## [What you should do]
How many of the lines in the material below contain the word "port"? Give the number alone.

*** Entries shown ***

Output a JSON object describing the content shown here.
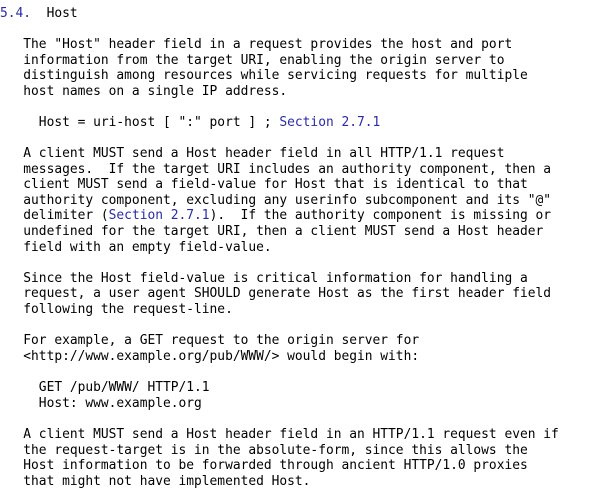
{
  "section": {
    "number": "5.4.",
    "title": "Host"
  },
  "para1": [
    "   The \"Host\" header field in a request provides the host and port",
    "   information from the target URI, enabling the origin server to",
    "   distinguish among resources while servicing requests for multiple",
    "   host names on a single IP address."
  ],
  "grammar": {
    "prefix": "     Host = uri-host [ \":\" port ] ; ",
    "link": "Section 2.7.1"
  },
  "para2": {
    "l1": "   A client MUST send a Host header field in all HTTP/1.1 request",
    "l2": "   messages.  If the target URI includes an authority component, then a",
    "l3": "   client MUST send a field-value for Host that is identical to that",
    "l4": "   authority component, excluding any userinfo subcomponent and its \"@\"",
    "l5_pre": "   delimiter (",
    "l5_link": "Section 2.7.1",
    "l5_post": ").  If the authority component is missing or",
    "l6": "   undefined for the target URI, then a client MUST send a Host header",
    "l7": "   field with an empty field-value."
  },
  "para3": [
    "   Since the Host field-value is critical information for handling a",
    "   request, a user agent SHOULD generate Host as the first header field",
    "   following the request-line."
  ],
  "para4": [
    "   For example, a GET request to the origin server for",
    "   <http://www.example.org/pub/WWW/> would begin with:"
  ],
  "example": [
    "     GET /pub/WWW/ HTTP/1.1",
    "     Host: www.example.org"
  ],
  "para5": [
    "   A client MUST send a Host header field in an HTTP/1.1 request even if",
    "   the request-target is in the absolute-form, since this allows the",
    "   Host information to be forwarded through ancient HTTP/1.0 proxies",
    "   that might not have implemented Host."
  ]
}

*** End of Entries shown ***

## [Exercise output]
2